### Problem statement
Extract all lines from the data beneath that include the word "this".

### Entries from a dataset of interfaces

* * * *

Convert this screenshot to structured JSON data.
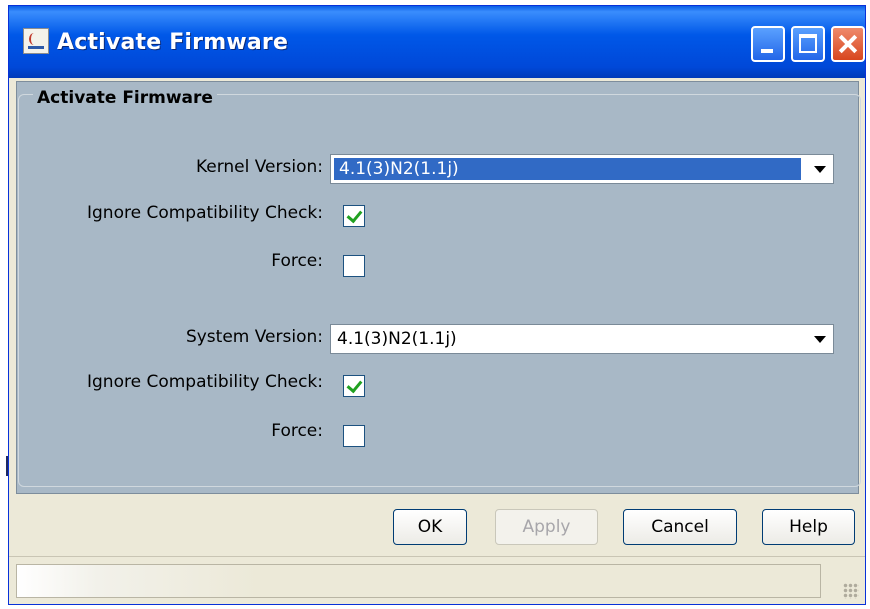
{
  "window": {
    "title": "Activate Firmware"
  },
  "panel": {
    "group_title": "Activate Firmware"
  },
  "kernel": {
    "label": "Kernel Version:",
    "value": "4.1(3)N2(1.1j)",
    "ignore_label": "Ignore Compatibility Check:",
    "ignore_checked": true,
    "force_label": "Force:",
    "force_checked": false
  },
  "system": {
    "label": "System Version:",
    "value": "4.1(3)N2(1.1j)",
    "ignore_label": "Ignore Compatibility Check:",
    "ignore_checked": true,
    "force_label": "Force:",
    "force_checked": false
  },
  "buttons": {
    "ok": "OK",
    "apply": "Apply",
    "cancel": "Cancel",
    "help": "Help"
  },
  "colors": {
    "titlebar": "#0054e3",
    "panel": "#a8b8c6",
    "selection": "#316ac5",
    "check": "#21a121"
  }
}
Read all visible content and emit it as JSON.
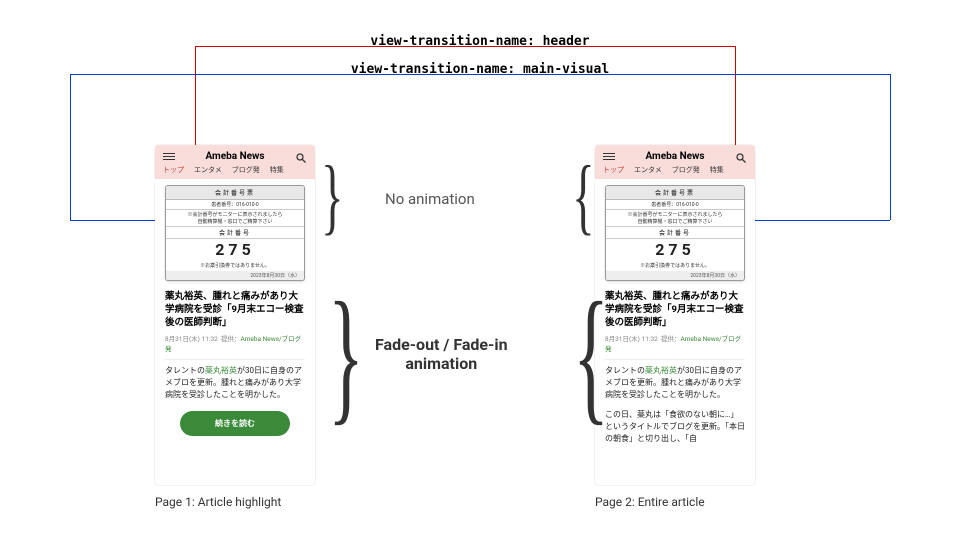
{
  "labels": {
    "header": "view-transition-name: header",
    "main_visual": "view-transition-name: main-visual"
  },
  "brand": "Ameba News",
  "tabs": [
    "トップ",
    "エンタメ",
    "ブログ発",
    "特集"
  ],
  "ticket": {
    "head": "会計番号票",
    "sub1": "患者番号：016-010-0",
    "sub2": "※会計番号がモニターに表示されましたら\n自動精算機・窓口でご精算下さい",
    "mid": "会計番号",
    "num": "275",
    "note": "※お薬引換券ではありません。",
    "date": "2023年8月30日（水）"
  },
  "article": {
    "headline": "薬丸裕英、腫れと痛みがあり大学病院を受診「9月末エコー検査後の医師判断」",
    "date": "8月31日(木) 11:32",
    "provider_label": "提供：",
    "provider": "Ameba News/ブログ発",
    "para1_a": "タレントの",
    "para1_kw": "薬丸裕英",
    "para1_b": "が30日に自身のアメブロを更新。腫れと痛みがあり大学病院を受診したことを明かした。",
    "para2": "この日、薬丸は「食欲のない朝に…」というタイトルでブログを更新。「本日の朝食」と切り出し、「自"
  },
  "cta": "続きを読む",
  "annotations": {
    "no_anim": "No animation",
    "fade": "Fade-out / Fade-in\nanimation"
  },
  "captions": {
    "left": "Page 1: Article highlight",
    "right": "Page 2: Entire article"
  }
}
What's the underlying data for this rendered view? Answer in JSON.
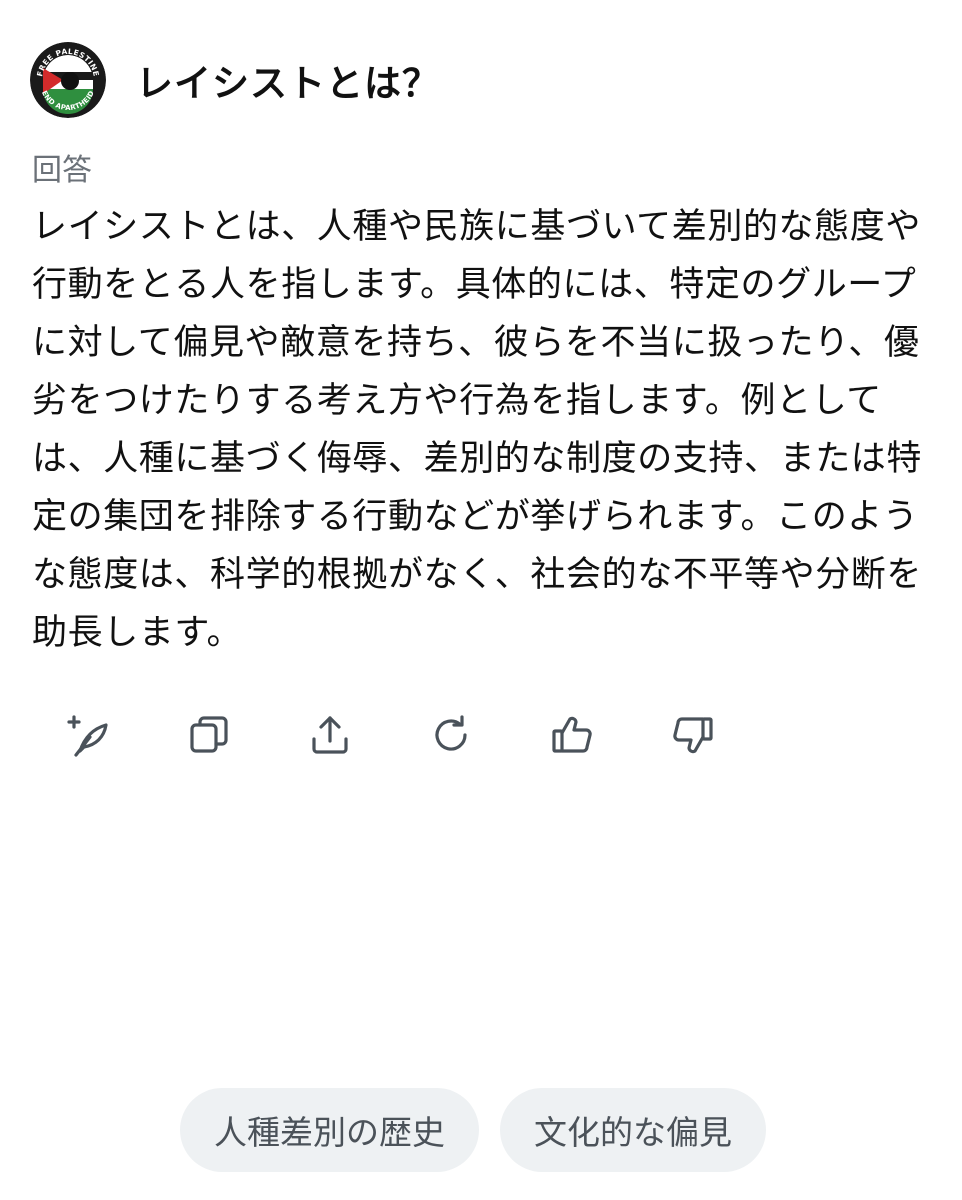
{
  "header": {
    "avatar_text_top": "FREE PALESTINE",
    "avatar_text_bottom": "END APARTHEID",
    "query": "レイシストとは？"
  },
  "answer": {
    "label": "回答",
    "text": "レイシストとは、人種や民族に基づいて差別的な態度や行動をとる人を指します。具体的には、特定のグループに対して偏見や敵意を持ち、彼らを不当に扱ったり、優劣をつけたりする考え方や行為を指します。例としては、人種に基づく侮辱、差別的な制度の支持、または特定の集団を排除する行動などが挙げられます。このような態度は、科学的根拠がなく、社会的な不平等や分断を助長します。"
  },
  "actions": [
    {
      "icon": "compose-sparkle-icon"
    },
    {
      "icon": "copy-icon"
    },
    {
      "icon": "share-icon"
    },
    {
      "icon": "regenerate-icon"
    },
    {
      "icon": "thumbs-up-icon"
    },
    {
      "icon": "thumbs-down-icon"
    }
  ],
  "suggestions": [
    "人種差別の歴史",
    "文化的な偏見"
  ],
  "colors": {
    "icon": "#4a525a",
    "chip_bg": "#eef1f3",
    "label": "#6b7178"
  }
}
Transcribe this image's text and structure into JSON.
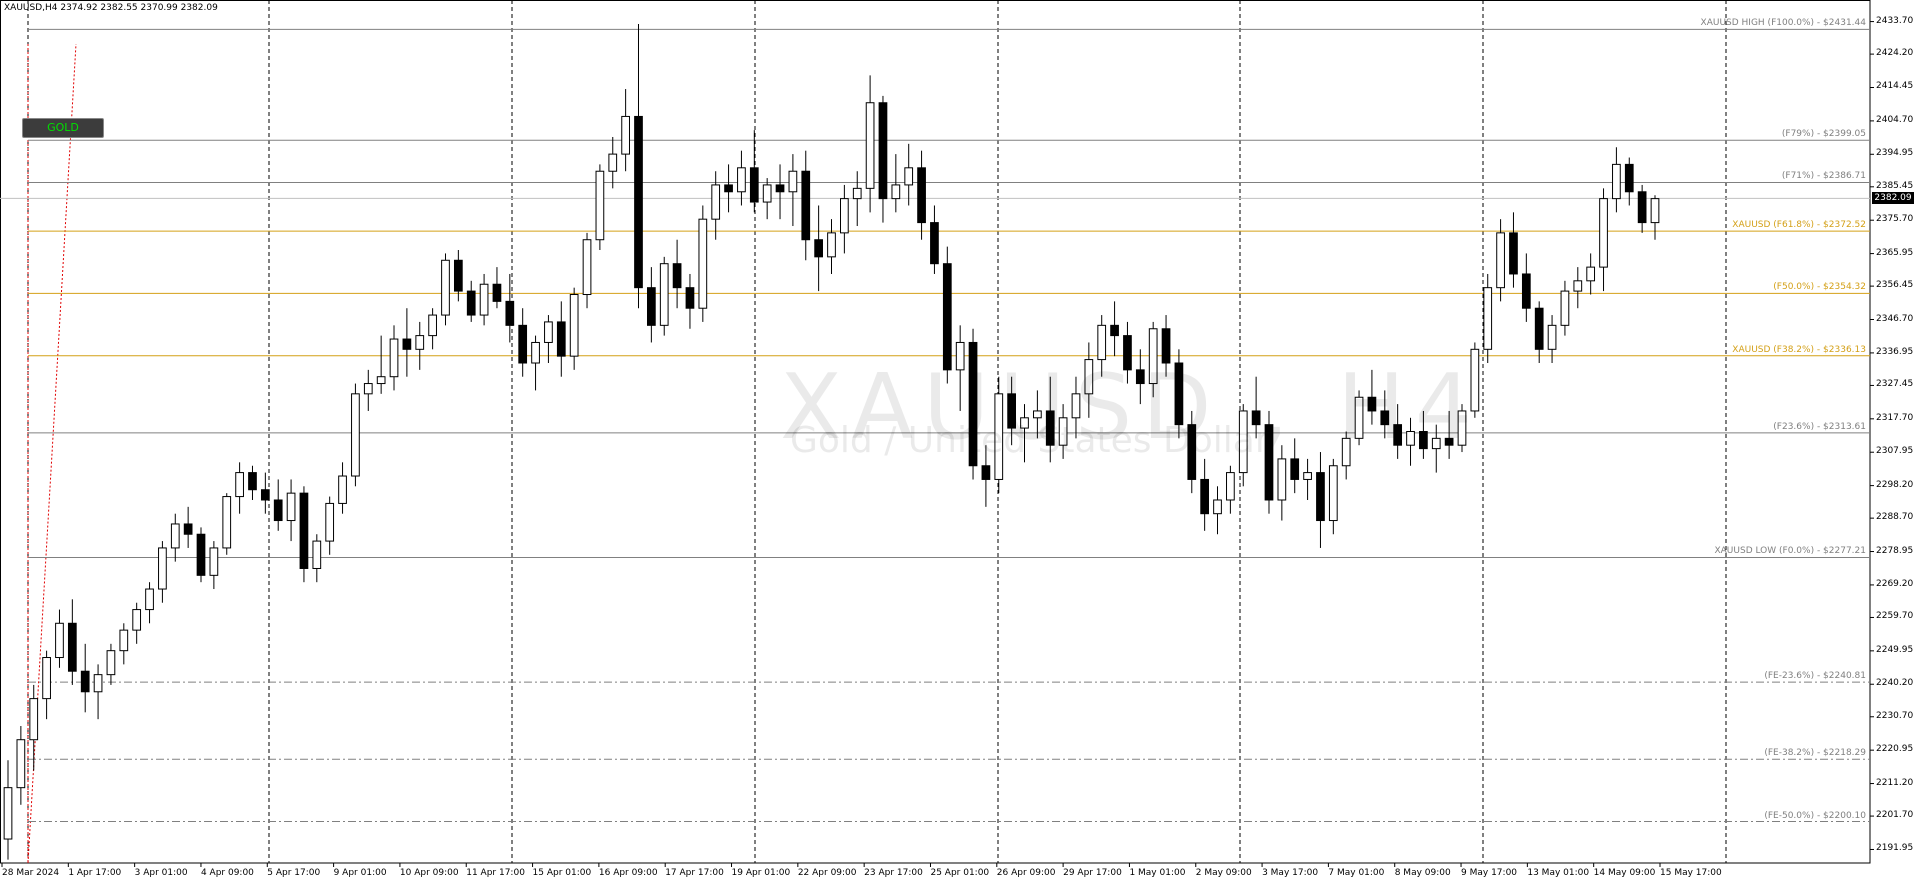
{
  "header": {
    "symbol_text": "XAUUSD,H4  2374.92 2382.55 2370.99 2382.09"
  },
  "button": {
    "label": "GOLD"
  },
  "watermark": {
    "symbol": "XAUUSD , H4",
    "description": "Gold / United States Dollar"
  },
  "current_price": "2382.09",
  "price_axis": [
    "2433.70",
    "2424.20",
    "2414.45",
    "2404.70",
    "2394.95",
    "2385.45",
    "2375.70",
    "2365.95",
    "2356.45",
    "2346.70",
    "2336.95",
    "2327.45",
    "2317.70",
    "2307.95",
    "2298.20",
    "2288.70",
    "2278.95",
    "2269.20",
    "2259.70",
    "2249.95",
    "2240.20",
    "2230.70",
    "2220.95",
    "2211.20",
    "2201.70",
    "2191.95"
  ],
  "levels": [
    {
      "text": "XAUUSD HIGH (F100.0%) - $2431.44",
      "price": 2431.44,
      "color": "#808080",
      "style": "solid"
    },
    {
      "text": "(F79%) - $2399.05",
      "price": 2399.05,
      "color": "#808080",
      "style": "solid"
    },
    {
      "text": "(F71%) - $2386.71",
      "price": 2386.71,
      "color": "#808080",
      "style": "solid"
    },
    {
      "text": "XAUUSD (F61.8%) - $2372.52",
      "price": 2372.52,
      "color": "#d4a017",
      "style": "solid"
    },
    {
      "text": "(F50.0%) - $2354.32",
      "price": 2354.32,
      "color": "#d4a017",
      "style": "solid"
    },
    {
      "text": "XAUUSD (F38.2%) - $2336.13",
      "price": 2336.13,
      "color": "#d4a017",
      "style": "solid"
    },
    {
      "text": "(F23.6%) - $2313.61",
      "price": 2313.61,
      "color": "#808080",
      "style": "solid"
    },
    {
      "text": "XAUUSD LOW (F0.0%) - $2277.21",
      "price": 2277.21,
      "color": "#808080",
      "style": "solid"
    },
    {
      "text": "(FE-23.6%) - $2240.81",
      "price": 2240.81,
      "color": "#808080",
      "style": "dashdot"
    },
    {
      "text": "(FE-38.2%) - $2218.29",
      "price": 2218.29,
      "color": "#808080",
      "style": "dashdot"
    },
    {
      "text": "(FE-50.0%) - $2200.10",
      "price": 2200.1,
      "color": "#808080",
      "style": "dashdot"
    }
  ],
  "time_axis": [
    "28 Mar 2024",
    "1 Apr 17:00",
    "3 Apr 01:00",
    "4 Apr 09:00",
    "5 Apr 17:00",
    "9 Apr 01:00",
    "10 Apr 09:00",
    "11 Apr 17:00",
    "15 Apr 01:00",
    "16 Apr 09:00",
    "17 Apr 17:00",
    "19 Apr 01:00",
    "22 Apr 09:00",
    "23 Apr 17:00",
    "25 Apr 01:00",
    "26 Apr 09:00",
    "29 Apr 17:00",
    "1 May 01:00",
    "2 May 09:00",
    "3 May 17:00",
    "7 May 01:00",
    "8 May 09:00",
    "9 May 17:00",
    "13 May 01:00",
    "14 May 09:00",
    "15 May 17:00"
  ],
  "chart_data": {
    "type": "candlestick",
    "symbol": "XAUUSD",
    "timeframe": "H4",
    "ylim": [
      2188,
      2440
    ],
    "candles": [
      [
        2195,
        2218,
        2189,
        2210
      ],
      [
        2210,
        2228,
        2205,
        2224
      ],
      [
        2224,
        2240,
        2215,
        2236
      ],
      [
        2236,
        2250,
        2230,
        2248
      ],
      [
        2248,
        2262,
        2245,
        2258
      ],
      [
        2258,
        2265,
        2240,
        2244
      ],
      [
        2244,
        2252,
        2232,
        2238
      ],
      [
        2238,
        2246,
        2230,
        2243
      ],
      [
        2243,
        2252,
        2240,
        2250
      ],
      [
        2250,
        2258,
        2246,
        2256
      ],
      [
        2256,
        2264,
        2252,
        2262
      ],
      [
        2262,
        2270,
        2258,
        2268
      ],
      [
        2268,
        2282,
        2264,
        2280
      ],
      [
        2280,
        2290,
        2276,
        2287
      ],
      [
        2287,
        2292,
        2280,
        2284
      ],
      [
        2284,
        2286,
        2270,
        2272
      ],
      [
        2272,
        2282,
        2268,
        2280
      ],
      [
        2280,
        2296,
        2278,
        2295
      ],
      [
        2295,
        2305,
        2290,
        2302
      ],
      [
        2302,
        2304,
        2294,
        2297
      ],
      [
        2297,
        2302,
        2290,
        2294
      ],
      [
        2294,
        2300,
        2285,
        2288
      ],
      [
        2288,
        2300,
        2282,
        2296
      ],
      [
        2296,
        2298,
        2270,
        2274
      ],
      [
        2274,
        2284,
        2270,
        2282
      ],
      [
        2282,
        2295,
        2278,
        2293
      ],
      [
        2293,
        2305,
        2290,
        2301
      ],
      [
        2301,
        2328,
        2298,
        2325
      ],
      [
        2325,
        2332,
        2320,
        2328
      ],
      [
        2328,
        2342,
        2325,
        2330
      ],
      [
        2330,
        2345,
        2326,
        2341
      ],
      [
        2341,
        2350,
        2330,
        2338
      ],
      [
        2338,
        2346,
        2332,
        2342
      ],
      [
        2342,
        2350,
        2338,
        2348
      ],
      [
        2348,
        2366,
        2345,
        2364
      ],
      [
        2364,
        2367,
        2352,
        2355
      ],
      [
        2355,
        2358,
        2346,
        2348
      ],
      [
        2348,
        2360,
        2345,
        2357
      ],
      [
        2357,
        2362,
        2350,
        2352
      ],
      [
        2352,
        2360,
        2340,
        2345
      ],
      [
        2345,
        2350,
        2330,
        2334
      ],
      [
        2334,
        2342,
        2326,
        2340
      ],
      [
        2340,
        2348,
        2334,
        2346
      ],
      [
        2346,
        2352,
        2330,
        2336
      ],
      [
        2336,
        2356,
        2332,
        2354
      ],
      [
        2354,
        2372,
        2350,
        2370
      ],
      [
        2370,
        2392,
        2367,
        2390
      ],
      [
        2390,
        2400,
        2385,
        2395
      ],
      [
        2395,
        2414,
        2390,
        2406
      ],
      [
        2406,
        2433,
        2350,
        2356
      ],
      [
        2356,
        2362,
        2340,
        2345
      ],
      [
        2345,
        2365,
        2342,
        2363
      ],
      [
        2363,
        2370,
        2350,
        2356
      ],
      [
        2356,
        2360,
        2344,
        2350
      ],
      [
        2350,
        2380,
        2346,
        2376
      ],
      [
        2376,
        2390,
        2370,
        2386
      ],
      [
        2386,
        2392,
        2378,
        2384
      ],
      [
        2384,
        2396,
        2380,
        2391
      ],
      [
        2391,
        2402,
        2378,
        2381
      ],
      [
        2381,
        2388,
        2376,
        2386
      ],
      [
        2386,
        2392,
        2376,
        2384
      ],
      [
        2384,
        2395,
        2374,
        2390
      ],
      [
        2390,
        2396,
        2364,
        2370
      ],
      [
        2370,
        2380,
        2355,
        2365
      ],
      [
        2365,
        2376,
        2360,
        2372
      ],
      [
        2372,
        2386,
        2366,
        2382
      ],
      [
        2382,
        2390,
        2374,
        2385
      ],
      [
        2385,
        2418,
        2378,
        2410
      ],
      [
        2410,
        2412,
        2375,
        2382
      ],
      [
        2382,
        2395,
        2378,
        2386
      ],
      [
        2386,
        2398,
        2380,
        2391
      ],
      [
        2391,
        2396,
        2370,
        2375
      ],
      [
        2375,
        2380,
        2360,
        2363
      ],
      [
        2363,
        2368,
        2328,
        2332
      ],
      [
        2332,
        2345,
        2320,
        2340
      ],
      [
        2340,
        2344,
        2300,
        2304
      ],
      [
        2304,
        2310,
        2292,
        2300
      ],
      [
        2300,
        2330,
        2296,
        2325
      ],
      [
        2325,
        2330,
        2310,
        2315
      ],
      [
        2315,
        2322,
        2305,
        2318
      ],
      [
        2318,
        2326,
        2312,
        2320
      ],
      [
        2320,
        2330,
        2305,
        2310
      ],
      [
        2310,
        2322,
        2306,
        2318
      ],
      [
        2318,
        2330,
        2312,
        2325
      ],
      [
        2325,
        2340,
        2318,
        2335
      ],
      [
        2335,
        2348,
        2330,
        2345
      ],
      [
        2345,
        2352,
        2336,
        2342
      ],
      [
        2342,
        2346,
        2328,
        2332
      ],
      [
        2332,
        2338,
        2322,
        2328
      ],
      [
        2328,
        2346,
        2324,
        2344
      ],
      [
        2344,
        2348,
        2330,
        2334
      ],
      [
        2334,
        2338,
        2312,
        2316
      ],
      [
        2316,
        2320,
        2296,
        2300
      ],
      [
        2300,
        2306,
        2285,
        2290
      ],
      [
        2290,
        2298,
        2284,
        2294
      ],
      [
        2294,
        2304,
        2290,
        2302
      ],
      [
        2302,
        2322,
        2298,
        2320
      ],
      [
        2320,
        2330,
        2312,
        2316
      ],
      [
        2316,
        2320,
        2290,
        2294
      ],
      [
        2294,
        2310,
        2288,
        2306
      ],
      [
        2306,
        2312,
        2296,
        2300
      ],
      [
        2300,
        2306,
        2294,
        2302
      ],
      [
        2302,
        2308,
        2280,
        2288
      ],
      [
        2288,
        2306,
        2284,
        2304
      ],
      [
        2304,
        2314,
        2300,
        2312
      ],
      [
        2312,
        2326,
        2310,
        2324
      ],
      [
        2324,
        2332,
        2316,
        2320
      ],
      [
        2320,
        2326,
        2312,
        2316
      ],
      [
        2316,
        2322,
        2306,
        2310
      ],
      [
        2310,
        2318,
        2304,
        2314
      ],
      [
        2314,
        2320,
        2306,
        2309
      ],
      [
        2309,
        2316,
        2302,
        2312
      ],
      [
        2312,
        2320,
        2306,
        2310
      ],
      [
        2310,
        2322,
        2308,
        2320
      ],
      [
        2320,
        2340,
        2318,
        2338
      ],
      [
        2338,
        2360,
        2334,
        2356
      ],
      [
        2356,
        2376,
        2352,
        2372
      ],
      [
        2372,
        2378,
        2356,
        2360
      ],
      [
        2360,
        2366,
        2346,
        2350
      ],
      [
        2350,
        2352,
        2334,
        2338
      ],
      [
        2338,
        2348,
        2334,
        2345
      ],
      [
        2345,
        2358,
        2342,
        2355
      ],
      [
        2355,
        2362,
        2350,
        2358
      ],
      [
        2358,
        2366,
        2354,
        2362
      ],
      [
        2362,
        2385,
        2355,
        2382
      ],
      [
        2382,
        2397,
        2378,
        2392
      ],
      [
        2392,
        2394,
        2380,
        2384
      ],
      [
        2384,
        2386,
        2372,
        2375
      ],
      [
        2375,
        2383,
        2370,
        2382
      ]
    ]
  }
}
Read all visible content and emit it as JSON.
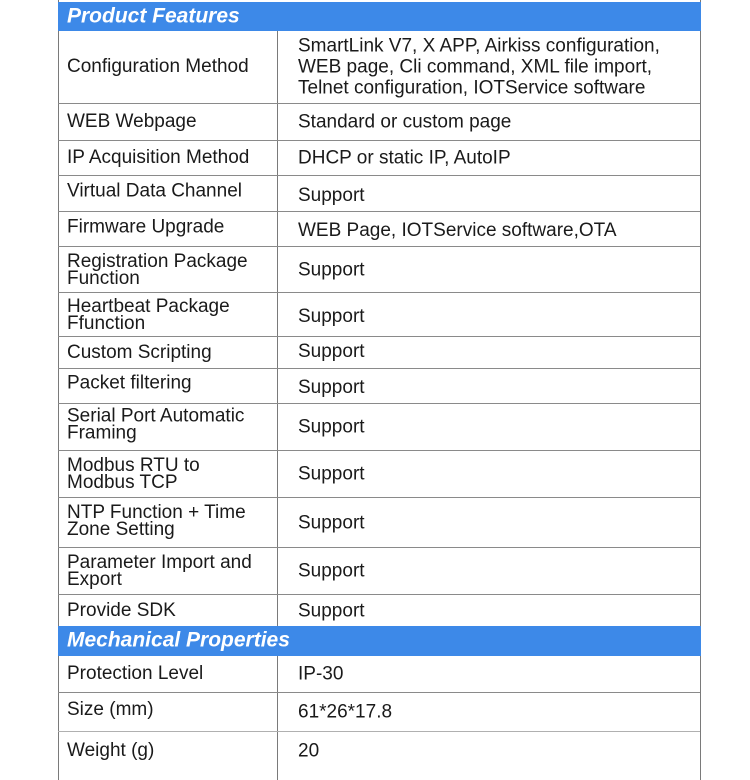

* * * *

### Answer
Convert this screenshot to structured JSON data.
What's the underlying data for this rendered view? Answer in JSON.
Transcribe this image's text and structure into JSON.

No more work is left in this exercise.